Juvenile Huntington’s disease
Juvenile Huntington’s disease (JHD) occurs when a child or adolescent under the age of 20 years develops the symptoms of Huntington’s disease. Juvenile Huntington’s disease is a rare form of the disease, with prevalence estimates placing it at approximately 5-10% of all cases. In the majority of cases (but not all), the child with Juvenile Huntington’s disease has inherited the faulty gene from their father.
The symptoms of Juvenile Huntington’s disease also differ slightly to that of the adult form of Huntington’s disease
Juvenile Huntington’s disease is characterised by rigidity and leg stiffness, tremors and clumsiness. Involuntary movements whilst prominent in adults are less common in the juvenile cases.
Children also experience changes in their behaviour, personality and their cognition including learning difficulties. A decline in their school/educational performance as well as changes in their mood (angry or frustrated) can be early signs of the disease. They may also experience seizures. Seizures have not been associated with adult onset.

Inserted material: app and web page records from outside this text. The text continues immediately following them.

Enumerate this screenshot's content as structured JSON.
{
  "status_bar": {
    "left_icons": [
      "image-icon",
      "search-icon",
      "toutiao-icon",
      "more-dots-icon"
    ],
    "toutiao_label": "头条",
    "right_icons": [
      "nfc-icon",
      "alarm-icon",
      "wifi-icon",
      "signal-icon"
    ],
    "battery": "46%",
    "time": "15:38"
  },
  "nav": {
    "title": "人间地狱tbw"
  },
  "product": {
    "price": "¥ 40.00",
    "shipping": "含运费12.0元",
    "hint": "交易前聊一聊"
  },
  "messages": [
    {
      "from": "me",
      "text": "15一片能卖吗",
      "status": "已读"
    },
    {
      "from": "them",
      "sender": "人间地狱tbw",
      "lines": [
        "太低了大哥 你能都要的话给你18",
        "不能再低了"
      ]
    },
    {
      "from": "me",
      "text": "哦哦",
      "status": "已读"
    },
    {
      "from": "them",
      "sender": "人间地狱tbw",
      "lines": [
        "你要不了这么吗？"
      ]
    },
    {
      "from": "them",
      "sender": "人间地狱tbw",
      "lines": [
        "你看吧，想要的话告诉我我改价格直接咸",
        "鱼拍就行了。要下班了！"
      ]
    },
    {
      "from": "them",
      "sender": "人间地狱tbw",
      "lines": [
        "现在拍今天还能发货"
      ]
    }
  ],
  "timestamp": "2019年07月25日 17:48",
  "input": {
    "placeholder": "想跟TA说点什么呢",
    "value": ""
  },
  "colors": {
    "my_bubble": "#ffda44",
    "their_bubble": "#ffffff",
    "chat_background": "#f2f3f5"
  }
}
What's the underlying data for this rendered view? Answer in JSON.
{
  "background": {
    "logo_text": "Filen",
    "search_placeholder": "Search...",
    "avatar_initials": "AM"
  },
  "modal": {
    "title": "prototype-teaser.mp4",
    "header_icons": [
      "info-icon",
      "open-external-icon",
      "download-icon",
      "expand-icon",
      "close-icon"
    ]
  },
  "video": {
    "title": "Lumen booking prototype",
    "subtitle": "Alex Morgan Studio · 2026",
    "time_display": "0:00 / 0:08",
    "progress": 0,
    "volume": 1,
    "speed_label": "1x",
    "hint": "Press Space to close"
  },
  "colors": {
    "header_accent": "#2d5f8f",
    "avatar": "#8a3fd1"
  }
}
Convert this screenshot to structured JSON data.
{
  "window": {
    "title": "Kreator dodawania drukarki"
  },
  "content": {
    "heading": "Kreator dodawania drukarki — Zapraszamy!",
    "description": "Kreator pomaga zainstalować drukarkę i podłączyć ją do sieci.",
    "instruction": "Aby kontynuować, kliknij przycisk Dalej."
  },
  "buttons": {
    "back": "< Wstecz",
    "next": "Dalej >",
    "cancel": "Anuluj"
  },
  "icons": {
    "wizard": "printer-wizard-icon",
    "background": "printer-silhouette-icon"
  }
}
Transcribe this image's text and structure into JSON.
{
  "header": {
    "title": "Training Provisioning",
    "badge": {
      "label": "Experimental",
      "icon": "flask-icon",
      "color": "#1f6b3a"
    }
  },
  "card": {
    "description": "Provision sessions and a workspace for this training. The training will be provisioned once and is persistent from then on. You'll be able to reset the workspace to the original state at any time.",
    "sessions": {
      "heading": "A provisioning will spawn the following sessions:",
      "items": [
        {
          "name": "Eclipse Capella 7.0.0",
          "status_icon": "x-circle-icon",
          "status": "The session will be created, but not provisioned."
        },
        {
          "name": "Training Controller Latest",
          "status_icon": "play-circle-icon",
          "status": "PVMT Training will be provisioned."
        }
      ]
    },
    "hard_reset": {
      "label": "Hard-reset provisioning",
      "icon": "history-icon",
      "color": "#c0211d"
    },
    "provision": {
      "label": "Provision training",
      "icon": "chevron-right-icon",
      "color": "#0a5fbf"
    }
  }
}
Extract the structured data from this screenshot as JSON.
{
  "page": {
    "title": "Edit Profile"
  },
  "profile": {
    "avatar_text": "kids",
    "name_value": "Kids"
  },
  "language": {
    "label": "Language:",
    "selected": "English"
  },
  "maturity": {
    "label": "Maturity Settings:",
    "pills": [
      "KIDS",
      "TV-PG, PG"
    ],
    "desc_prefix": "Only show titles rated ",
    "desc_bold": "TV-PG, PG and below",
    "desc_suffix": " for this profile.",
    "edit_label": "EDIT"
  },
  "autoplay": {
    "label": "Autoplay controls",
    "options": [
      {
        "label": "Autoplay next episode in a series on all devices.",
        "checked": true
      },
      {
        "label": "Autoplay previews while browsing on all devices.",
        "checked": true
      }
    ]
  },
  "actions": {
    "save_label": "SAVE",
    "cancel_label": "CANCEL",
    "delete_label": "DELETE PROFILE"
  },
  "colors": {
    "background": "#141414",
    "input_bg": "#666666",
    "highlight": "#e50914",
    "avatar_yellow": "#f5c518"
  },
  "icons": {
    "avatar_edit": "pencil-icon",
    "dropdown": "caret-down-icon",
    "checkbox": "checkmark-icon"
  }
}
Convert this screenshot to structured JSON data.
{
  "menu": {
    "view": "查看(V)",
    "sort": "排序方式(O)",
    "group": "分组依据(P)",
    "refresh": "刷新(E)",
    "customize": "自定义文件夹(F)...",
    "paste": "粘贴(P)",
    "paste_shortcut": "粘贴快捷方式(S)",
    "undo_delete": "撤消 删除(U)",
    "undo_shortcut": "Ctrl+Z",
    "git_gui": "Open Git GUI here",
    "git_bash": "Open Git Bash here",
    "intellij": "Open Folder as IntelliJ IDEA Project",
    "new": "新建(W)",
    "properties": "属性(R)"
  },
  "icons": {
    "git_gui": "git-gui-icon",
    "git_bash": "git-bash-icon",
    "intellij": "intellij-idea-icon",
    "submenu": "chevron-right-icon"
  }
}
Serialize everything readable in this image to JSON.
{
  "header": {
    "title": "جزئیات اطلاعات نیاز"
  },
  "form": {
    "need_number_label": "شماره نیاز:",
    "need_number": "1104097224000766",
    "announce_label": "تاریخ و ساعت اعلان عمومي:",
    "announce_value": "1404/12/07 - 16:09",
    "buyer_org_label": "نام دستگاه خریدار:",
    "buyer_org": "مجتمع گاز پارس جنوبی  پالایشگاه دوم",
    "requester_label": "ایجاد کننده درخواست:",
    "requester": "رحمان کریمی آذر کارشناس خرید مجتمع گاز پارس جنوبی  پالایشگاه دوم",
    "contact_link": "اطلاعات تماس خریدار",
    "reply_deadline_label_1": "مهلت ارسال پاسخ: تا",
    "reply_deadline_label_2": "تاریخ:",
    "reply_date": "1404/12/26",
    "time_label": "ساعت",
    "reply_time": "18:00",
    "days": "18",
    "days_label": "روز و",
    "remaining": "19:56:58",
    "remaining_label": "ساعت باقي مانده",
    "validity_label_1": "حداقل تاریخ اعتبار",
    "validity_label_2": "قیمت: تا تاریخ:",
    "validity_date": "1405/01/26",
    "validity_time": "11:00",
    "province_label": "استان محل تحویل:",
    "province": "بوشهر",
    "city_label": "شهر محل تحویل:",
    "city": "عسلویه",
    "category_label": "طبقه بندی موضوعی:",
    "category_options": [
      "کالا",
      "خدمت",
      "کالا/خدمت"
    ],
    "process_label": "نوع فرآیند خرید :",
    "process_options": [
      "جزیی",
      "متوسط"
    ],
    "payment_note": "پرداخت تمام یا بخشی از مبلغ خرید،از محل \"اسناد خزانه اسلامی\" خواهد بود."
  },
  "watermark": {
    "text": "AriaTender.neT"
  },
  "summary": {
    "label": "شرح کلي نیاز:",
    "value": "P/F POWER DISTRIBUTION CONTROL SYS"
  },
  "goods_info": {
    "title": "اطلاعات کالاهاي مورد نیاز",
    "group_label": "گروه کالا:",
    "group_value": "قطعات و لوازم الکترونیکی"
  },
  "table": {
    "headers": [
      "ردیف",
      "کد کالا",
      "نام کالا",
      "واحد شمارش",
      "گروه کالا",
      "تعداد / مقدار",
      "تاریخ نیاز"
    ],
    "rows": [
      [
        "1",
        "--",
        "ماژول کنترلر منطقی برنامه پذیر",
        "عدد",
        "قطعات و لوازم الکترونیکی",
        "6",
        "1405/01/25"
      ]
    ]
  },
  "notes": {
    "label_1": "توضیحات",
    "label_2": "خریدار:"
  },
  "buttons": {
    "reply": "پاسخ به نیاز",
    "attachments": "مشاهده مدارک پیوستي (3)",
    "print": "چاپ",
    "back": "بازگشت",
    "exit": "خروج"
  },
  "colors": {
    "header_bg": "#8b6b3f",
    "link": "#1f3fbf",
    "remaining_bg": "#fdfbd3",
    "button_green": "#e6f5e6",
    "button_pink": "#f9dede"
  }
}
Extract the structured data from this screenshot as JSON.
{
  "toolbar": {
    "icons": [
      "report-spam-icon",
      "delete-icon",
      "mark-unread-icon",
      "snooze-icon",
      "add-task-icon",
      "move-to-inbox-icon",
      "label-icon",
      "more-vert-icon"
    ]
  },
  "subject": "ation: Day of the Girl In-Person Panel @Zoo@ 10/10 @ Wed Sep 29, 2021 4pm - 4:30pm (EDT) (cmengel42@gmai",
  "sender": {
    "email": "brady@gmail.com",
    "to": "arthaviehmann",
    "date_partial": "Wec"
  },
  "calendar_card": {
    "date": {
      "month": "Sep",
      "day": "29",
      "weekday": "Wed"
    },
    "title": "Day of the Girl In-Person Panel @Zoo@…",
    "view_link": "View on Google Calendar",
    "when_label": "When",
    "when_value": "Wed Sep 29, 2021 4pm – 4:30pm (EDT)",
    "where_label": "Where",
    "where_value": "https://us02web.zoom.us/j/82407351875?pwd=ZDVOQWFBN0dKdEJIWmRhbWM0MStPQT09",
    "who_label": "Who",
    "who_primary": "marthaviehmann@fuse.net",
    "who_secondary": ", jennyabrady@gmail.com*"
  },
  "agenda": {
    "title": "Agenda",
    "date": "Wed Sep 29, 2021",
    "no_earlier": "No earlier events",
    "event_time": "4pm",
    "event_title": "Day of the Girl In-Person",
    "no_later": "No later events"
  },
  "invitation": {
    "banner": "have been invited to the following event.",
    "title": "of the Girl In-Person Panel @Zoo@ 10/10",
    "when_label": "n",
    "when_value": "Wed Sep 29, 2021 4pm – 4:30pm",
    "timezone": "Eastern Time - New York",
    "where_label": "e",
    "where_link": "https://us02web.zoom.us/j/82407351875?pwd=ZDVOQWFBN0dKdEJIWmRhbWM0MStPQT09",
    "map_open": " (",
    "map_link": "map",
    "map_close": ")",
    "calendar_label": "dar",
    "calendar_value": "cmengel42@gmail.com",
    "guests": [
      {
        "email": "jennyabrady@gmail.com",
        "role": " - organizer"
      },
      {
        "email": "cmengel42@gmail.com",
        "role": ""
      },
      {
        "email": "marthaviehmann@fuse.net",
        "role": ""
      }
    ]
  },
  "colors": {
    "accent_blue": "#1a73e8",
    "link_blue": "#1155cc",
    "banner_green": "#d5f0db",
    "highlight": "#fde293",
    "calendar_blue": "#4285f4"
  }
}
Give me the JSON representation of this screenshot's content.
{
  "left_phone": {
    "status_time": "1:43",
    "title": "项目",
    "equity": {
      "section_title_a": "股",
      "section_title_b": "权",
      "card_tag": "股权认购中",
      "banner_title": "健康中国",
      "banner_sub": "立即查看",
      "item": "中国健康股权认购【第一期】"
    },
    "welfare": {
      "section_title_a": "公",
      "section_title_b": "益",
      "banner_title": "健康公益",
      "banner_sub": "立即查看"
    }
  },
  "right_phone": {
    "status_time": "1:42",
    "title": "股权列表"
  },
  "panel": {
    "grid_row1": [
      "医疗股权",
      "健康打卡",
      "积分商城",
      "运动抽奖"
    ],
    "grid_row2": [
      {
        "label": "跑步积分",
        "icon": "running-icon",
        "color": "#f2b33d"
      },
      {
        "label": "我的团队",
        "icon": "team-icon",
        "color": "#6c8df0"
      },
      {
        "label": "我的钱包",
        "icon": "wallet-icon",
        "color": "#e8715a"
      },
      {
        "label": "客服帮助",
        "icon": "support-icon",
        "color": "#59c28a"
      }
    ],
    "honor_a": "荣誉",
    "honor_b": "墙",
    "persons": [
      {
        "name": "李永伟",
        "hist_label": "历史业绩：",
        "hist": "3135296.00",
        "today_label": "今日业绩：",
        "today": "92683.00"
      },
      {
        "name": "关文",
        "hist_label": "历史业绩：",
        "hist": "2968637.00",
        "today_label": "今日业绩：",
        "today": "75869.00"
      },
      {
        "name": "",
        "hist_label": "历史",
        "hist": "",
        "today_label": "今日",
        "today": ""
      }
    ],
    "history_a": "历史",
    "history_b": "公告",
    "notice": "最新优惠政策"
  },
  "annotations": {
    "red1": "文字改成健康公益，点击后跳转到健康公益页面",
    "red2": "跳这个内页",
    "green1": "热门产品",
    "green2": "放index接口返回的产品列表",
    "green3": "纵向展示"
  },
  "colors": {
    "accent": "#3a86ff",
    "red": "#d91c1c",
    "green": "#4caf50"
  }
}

Currently there is no cure or effective treatment for Juvenile Huntington’s disease. JHD also tends to be more rapidly progressive than the adult form. Furthermore, it is not unusual for a child with JHD to have a parent who is also living with Huntington’s disease at the same. This places enormous stress on the family caring for both members. Although JHD can present slightly differently to Huntington’s Disease present in an adult, NDIS plans can assist by funding therapies, accommodation and equipment to support families in dealing with the impacts of Huntington’s Disease.